Also, the RPI is screwed up right now! When you see a team has three Top 100 RPI wins ask who they might be. Utah State for instance has a number of “Top 100 RPI wins” but two of them come from beating UC-Santa Barbara twice already this season. UCSB is actually a decent basketball team (65th in KenPom), but there is no way they finish with the 24th best RPI. Nebraska-Omaha is 80th in RPI and 138th in KenPom. Don’t believe everything you see about a team.
As much as possible I tried to avoid too much “eye test” in the bracket, though it is definitely necessary for a few teams. It’s St. John’s and Indiana’s best argument for being in the NCAA tournament instead of the NIT – but in my opinion neither team has done enough to merit inclusion in the Big Dance right now. Ultimately I believe that the Hoosiers and Red Storm aren’t making the Field of 68, but their inclusion in the NIT in this initial bracket is more about the fact that their profiles just don’t stack up against other NCAA at-large teams.
Here are my final 10 NCAA at-large teams in alphabetical order: Arkansas, Butler, Cincinnati, LSU, Michigan, Minnesota, Tennessee, VCU, Virginia, Xavier
Without further ado the first NIT bracketology of the season:
4. N.C. St.
7. Indiana St.
1. Saint Mary’s
8. Penn St.
4. Arizona St.
2. St. John’s
7. Wake Forest
3. Southern Miss
2. Kansas St.
6. Utah St.
8. Saint Joseph’s
4. Notre Dame
7. Georgia Tech
One big reminder as you’re looking through this bracket is that the bottom 8-12 slots are going to be taken by teams needing automatic bids (i.e. won their league’s regular season title and didn’t win the postseason tournament). Thus if your favorite team is on the 7 or 8-seed lines they’re definitely not safe. If they’re on the 6-seed line they might be safe depending on how many upsets we see during championship fortnight.
Note: This bracket will be updated again in mid-to-late January and then weekly on Wednesdays in February and more often as we get towards Selection Sunday in mid-March.
2 thoughts on “New Year NIT Bracketology”

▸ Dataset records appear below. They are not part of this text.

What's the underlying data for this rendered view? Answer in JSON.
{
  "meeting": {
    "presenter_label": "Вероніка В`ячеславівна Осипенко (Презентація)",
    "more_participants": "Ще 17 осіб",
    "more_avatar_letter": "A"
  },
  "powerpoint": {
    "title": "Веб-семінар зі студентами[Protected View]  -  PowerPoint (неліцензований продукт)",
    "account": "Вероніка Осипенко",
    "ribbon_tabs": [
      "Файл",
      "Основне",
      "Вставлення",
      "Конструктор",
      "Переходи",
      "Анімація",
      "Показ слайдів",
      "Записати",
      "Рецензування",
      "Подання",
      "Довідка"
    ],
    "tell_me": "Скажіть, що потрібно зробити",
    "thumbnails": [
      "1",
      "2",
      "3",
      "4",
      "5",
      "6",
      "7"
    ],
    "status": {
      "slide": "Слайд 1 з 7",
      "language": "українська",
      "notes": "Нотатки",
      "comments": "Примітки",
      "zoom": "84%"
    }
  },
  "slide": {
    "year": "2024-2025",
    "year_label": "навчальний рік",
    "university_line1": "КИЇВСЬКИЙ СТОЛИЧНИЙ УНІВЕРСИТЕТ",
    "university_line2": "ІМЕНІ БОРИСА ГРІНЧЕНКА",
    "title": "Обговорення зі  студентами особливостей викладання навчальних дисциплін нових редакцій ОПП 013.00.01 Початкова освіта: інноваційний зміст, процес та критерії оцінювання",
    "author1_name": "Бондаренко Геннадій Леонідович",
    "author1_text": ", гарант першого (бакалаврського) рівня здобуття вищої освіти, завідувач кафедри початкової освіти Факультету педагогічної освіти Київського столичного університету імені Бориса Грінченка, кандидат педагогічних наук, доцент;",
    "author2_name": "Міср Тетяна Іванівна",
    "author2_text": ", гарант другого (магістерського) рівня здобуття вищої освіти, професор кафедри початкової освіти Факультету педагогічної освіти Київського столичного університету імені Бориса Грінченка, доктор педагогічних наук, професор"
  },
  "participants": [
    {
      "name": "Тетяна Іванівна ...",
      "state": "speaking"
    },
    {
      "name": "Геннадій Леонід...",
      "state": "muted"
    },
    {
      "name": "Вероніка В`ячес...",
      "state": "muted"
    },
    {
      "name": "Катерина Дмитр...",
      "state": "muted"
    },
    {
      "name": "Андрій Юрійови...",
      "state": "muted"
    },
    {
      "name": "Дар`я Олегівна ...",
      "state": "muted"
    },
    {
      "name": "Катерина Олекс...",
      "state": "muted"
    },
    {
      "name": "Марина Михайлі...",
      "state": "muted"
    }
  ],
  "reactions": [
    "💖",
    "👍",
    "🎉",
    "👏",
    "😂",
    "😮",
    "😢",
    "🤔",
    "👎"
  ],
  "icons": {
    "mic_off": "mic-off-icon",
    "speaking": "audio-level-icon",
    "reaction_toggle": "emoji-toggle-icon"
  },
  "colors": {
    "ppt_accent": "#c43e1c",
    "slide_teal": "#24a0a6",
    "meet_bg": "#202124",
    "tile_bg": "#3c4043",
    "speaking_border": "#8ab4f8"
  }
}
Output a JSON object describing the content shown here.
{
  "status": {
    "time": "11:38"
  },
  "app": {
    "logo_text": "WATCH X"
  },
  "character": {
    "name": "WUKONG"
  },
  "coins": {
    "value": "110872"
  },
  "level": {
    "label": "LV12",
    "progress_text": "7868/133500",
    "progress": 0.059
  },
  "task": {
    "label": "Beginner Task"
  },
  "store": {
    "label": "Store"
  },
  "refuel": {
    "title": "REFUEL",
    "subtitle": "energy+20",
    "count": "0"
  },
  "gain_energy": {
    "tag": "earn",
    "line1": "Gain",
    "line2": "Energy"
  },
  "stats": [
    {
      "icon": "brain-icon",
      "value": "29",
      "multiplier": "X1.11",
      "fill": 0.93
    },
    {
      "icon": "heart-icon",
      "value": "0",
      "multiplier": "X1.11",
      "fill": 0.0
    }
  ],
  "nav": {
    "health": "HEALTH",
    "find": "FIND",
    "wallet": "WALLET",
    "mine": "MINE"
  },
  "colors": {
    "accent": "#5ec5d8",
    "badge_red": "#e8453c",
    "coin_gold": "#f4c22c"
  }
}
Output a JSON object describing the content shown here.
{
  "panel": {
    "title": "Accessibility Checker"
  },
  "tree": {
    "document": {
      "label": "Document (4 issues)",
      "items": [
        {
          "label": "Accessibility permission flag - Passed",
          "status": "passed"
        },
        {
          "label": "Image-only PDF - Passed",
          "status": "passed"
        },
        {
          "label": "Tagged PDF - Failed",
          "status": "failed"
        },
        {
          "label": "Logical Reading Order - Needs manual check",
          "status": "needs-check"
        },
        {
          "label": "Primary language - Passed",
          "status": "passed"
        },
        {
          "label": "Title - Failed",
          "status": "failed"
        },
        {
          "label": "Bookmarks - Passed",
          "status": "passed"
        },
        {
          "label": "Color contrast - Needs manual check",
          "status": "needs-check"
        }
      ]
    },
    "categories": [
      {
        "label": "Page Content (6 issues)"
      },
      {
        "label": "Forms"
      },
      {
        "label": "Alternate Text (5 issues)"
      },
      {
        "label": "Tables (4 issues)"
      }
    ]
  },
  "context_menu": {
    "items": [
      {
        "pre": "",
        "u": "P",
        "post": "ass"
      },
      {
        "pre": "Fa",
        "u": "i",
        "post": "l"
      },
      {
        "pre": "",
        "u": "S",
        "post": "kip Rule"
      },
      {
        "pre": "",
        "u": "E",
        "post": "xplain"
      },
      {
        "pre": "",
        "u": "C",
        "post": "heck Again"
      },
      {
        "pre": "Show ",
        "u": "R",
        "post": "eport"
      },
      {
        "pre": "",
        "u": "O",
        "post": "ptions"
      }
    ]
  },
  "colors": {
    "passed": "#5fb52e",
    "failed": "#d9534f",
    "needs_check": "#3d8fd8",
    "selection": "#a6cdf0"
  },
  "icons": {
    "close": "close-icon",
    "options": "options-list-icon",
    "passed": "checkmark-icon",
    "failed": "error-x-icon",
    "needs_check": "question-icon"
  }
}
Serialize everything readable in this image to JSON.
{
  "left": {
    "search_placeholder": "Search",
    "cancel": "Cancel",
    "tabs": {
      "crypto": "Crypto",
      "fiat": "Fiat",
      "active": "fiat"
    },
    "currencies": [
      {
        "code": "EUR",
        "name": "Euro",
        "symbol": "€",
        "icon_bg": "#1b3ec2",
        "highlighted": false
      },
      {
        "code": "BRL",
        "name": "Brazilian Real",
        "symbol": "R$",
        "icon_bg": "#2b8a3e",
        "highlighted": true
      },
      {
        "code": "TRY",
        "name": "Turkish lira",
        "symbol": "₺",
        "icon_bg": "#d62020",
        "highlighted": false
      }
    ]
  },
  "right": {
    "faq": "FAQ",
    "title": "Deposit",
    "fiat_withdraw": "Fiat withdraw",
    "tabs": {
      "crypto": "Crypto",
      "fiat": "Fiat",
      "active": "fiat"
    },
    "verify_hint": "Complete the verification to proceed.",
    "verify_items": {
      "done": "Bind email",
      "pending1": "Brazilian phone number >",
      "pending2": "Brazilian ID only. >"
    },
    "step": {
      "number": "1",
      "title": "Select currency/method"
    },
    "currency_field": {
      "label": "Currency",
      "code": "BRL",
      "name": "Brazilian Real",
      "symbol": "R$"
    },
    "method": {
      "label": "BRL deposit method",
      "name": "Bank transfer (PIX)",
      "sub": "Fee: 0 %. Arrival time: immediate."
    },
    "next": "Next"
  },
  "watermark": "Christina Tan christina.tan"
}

What a relief! Princeton will make the NIT. The loss to Portland pretty much ended the “2 bids to the Ivy League” discussion but the Tigers should win 22+ assuming two losses to Harvard. I am willing to assume that for this discussion, but I surely do not concede the point. Amaker has yet to win at Jadwin. This Tiger team may be the best he has faced, although he ain’t bringing a knife to this gunfight. Columbia could vault into the NIT conversation with by-no-means-impossible wins against Harvard and Princeton. Let the League begin….
Yes, I’m pretty convinced after doing this first bracket that Princeton is actually in good standing for an NIT bid if they perform around expectations in league play. The Tigers seem like a big upside play in the bracket right now because they should rack up wins. Columbia feels like a CBI/CIT team to me if the Lions perform as expected. It’s hard to sneak into the NIT now because of the auto bids.